World Video | Defence | Foreign Affairs | Natural Events | Trade | NZ in World News | NZ National News Video | NZ Regional News | Search


Regional Training For Simulator Instructors

Regional Training For Simulator Instructors

Instructors from nine Pacific Island States and Territories (PICTs) are in Suva this week (26 - 30 August 2013) participating in a week-long simulator training course for instructors.

The training is organized by the Secretariat of the Pacific Community (SPC) with funding from the International Maritime Organization (IMO) Technical Co-operation Fund and Singapore through the Singapore-IMO Memorandum of Understanding (MOU) on a Third Country Training Programme (TCTP).

SPC’s Deputy Director Transport, Brian Riches said the training is a ‘rare’ opportunity for PICTs to upgrade skills and knowledge, locally as training of this sort usually happens outside the Pacific. He said the main objective of the training is to improve competence of instructors involved in simulator training.

‘The programme is mainly set around the Standards of Training, Certification and Watchkeeping for Seafarers (STCW) 2010 amendments and aimed to enhance the capacity of trained and qualified instructors to deliver structured competence-based education and training programmes for seafarers in accordance to the STCW Convention,’ he said.

‘Ship handling is an art, involving moving vessels worth millions of dollars. We need to acknowledge the importance of simulation and understand its role in meeting STCW guidelines. ,’ Mr Riches said.

Training facilitator Captain Loo Kee Huat from the Maritime and Port Authority of Singapore said the training – held in the Pacific island region for the first time – is proving to be beneficial for PICTs.
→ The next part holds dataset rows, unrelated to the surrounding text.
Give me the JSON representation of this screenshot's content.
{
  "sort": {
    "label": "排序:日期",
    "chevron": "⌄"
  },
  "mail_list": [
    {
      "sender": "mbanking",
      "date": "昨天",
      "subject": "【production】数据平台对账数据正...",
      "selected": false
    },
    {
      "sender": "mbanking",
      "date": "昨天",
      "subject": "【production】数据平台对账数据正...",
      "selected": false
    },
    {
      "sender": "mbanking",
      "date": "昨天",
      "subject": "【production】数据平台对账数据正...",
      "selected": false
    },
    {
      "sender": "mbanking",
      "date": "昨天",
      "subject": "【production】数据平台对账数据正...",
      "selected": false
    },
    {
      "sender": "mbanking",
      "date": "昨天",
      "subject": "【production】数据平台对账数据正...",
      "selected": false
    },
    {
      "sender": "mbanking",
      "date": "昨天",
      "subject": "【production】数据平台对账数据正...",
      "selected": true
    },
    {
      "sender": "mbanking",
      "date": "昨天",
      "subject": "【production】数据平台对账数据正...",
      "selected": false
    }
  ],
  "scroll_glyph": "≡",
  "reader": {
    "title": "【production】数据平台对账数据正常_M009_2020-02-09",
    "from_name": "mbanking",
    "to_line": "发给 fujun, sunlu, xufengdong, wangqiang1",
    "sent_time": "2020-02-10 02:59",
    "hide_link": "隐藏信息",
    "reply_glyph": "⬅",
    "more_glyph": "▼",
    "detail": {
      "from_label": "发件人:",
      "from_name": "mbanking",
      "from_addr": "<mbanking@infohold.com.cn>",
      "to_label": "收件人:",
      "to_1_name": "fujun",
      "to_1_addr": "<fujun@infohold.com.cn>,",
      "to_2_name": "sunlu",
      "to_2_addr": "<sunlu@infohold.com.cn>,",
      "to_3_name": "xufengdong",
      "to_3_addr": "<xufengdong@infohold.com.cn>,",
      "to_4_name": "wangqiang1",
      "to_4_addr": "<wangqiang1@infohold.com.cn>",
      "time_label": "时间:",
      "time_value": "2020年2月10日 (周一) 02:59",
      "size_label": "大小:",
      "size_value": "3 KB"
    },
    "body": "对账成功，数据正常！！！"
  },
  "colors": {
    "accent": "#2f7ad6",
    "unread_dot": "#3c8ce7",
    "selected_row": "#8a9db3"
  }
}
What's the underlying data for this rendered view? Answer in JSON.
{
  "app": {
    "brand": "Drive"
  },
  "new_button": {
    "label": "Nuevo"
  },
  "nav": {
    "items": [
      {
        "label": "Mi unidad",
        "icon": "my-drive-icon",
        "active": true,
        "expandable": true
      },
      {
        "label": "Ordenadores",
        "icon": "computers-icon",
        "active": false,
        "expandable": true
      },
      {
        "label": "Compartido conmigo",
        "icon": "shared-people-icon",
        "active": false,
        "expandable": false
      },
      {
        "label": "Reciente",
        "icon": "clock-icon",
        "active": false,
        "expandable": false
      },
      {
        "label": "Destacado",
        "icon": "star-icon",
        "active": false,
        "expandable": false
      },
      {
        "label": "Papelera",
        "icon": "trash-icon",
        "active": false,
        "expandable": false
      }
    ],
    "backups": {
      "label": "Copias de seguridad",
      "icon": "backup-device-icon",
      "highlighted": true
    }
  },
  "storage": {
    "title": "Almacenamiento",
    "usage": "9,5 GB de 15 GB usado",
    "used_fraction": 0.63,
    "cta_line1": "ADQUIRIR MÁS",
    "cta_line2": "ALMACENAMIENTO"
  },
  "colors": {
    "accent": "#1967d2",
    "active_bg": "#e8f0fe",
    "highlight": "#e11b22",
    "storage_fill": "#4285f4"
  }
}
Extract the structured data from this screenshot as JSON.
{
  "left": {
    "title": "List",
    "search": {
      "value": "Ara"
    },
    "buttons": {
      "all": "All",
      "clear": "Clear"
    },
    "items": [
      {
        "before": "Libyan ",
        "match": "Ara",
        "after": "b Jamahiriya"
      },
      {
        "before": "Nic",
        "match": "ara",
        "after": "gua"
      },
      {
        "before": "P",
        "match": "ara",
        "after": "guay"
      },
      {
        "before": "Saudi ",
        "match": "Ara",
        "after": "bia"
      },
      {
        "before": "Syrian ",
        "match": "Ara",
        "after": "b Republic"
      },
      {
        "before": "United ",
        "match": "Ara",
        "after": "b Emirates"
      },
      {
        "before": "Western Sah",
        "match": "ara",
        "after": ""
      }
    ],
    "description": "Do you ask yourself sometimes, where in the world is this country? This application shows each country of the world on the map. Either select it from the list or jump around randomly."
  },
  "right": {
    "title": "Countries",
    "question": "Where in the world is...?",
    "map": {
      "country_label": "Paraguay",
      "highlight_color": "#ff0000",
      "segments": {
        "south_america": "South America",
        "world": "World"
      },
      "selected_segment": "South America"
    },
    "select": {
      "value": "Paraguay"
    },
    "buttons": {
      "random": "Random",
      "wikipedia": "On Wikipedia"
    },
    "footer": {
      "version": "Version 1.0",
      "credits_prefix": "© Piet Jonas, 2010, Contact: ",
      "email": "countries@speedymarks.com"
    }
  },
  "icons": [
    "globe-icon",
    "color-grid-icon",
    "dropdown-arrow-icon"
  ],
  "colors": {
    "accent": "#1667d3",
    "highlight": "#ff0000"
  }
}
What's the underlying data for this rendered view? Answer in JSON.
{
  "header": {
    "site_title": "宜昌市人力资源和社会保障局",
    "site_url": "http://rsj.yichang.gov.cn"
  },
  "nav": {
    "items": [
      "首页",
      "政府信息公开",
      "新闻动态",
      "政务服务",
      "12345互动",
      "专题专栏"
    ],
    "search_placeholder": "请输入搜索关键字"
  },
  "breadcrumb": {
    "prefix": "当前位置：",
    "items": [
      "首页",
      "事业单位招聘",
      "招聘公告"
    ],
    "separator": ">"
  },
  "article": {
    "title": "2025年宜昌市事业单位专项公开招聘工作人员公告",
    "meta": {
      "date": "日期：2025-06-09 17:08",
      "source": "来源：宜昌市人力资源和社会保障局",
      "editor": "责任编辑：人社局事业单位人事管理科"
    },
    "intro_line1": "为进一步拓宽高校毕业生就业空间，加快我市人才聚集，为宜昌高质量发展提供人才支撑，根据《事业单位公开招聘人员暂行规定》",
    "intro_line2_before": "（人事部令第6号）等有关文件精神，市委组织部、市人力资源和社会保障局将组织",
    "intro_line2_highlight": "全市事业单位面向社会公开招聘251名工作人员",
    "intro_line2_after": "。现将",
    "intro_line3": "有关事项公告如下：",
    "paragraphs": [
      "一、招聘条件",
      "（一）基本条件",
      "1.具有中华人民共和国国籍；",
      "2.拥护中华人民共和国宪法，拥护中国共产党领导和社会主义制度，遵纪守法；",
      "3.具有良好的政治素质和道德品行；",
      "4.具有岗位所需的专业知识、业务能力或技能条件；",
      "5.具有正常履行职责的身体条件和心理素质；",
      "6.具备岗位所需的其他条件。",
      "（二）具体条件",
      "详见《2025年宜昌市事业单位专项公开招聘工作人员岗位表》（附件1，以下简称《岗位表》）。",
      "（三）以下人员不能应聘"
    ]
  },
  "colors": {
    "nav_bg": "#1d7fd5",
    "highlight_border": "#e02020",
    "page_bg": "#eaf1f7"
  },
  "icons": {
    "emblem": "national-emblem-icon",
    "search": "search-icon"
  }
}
‘Simulator training shortens the learning curve (expedites the learning process) of a sea farer. The training is done in a risk-free environment so you learn from your mistakes but, in a real life situation, mistakes cost you dearly, most importantly lives at sea,’ he said.

‘We train the simulator instructors and then the respective countries train their own. This training is mainly done to bring the standards up to IMO requirements. The participants are very keen to learn and are readily accepting new technology and this augurs well with the region,’ he said.

According to Mr Riches, the main issue facing the Pacific is access to new information. ‘The issue for us here in the Pacific is remoteness and keeping up-to-date with modern techniques and methodology can sometimes be a challenge.

‘The next step is for instructors to take this knowledge back to their countries, and disseminate this new information to its people.’

A highlight of the workshop was the visit to Fiji National University’s (FNU) maritime campus in Nasese where participants were introduced to the state-of–the-art simulation equipment­ (full mission bridge and engine room simulator) which costs over FJ$ 2 million.


© Scoop Media

World Headlines


University of Auckland: Low-Lying Pacific Island Has More Land Above Sea Level Than In 1943

An inhabited island in the low-lying Pacific nation of the Marshall Islands, which are thought to be at risk of being inundated by rising sea levels, has actually increased in size since 1943, scientists say. And the increase in area above sea level is likely ... More>>

APEC : Leaders Issue Kuala Lumpur Declaration

The leaders of the 21 APEC member economies issued the Kuala Lumpur Declaration following the first-ever virtual 27th APEC Economic Leaders’ Meeting chaired by Malaysian Prime Minister Muhyiddin Yassin. Convening for the first time since the ... More>>

OHCHR: UN Committee Issues Recommendations To Combat Racial Profiling

The Committee on the Elimination of Racial Discrimination today published its guidance to combat racial profiling, emphasizing, among other issues, the serious risk of algorithmic bias when artificial intelligence (AI) is used in law enforcement. The ... More>>

G20: Global Co-Operation And Strong Policy Action Needed For A Sustainable Recovery

The COVID-19 crisis has exposed major weaknesses in our economies that can only be fixed through greater global co-operation and strong, targeted policy action, according to a new OECD report presented to the Leaders of the G20 countries at their ... More>>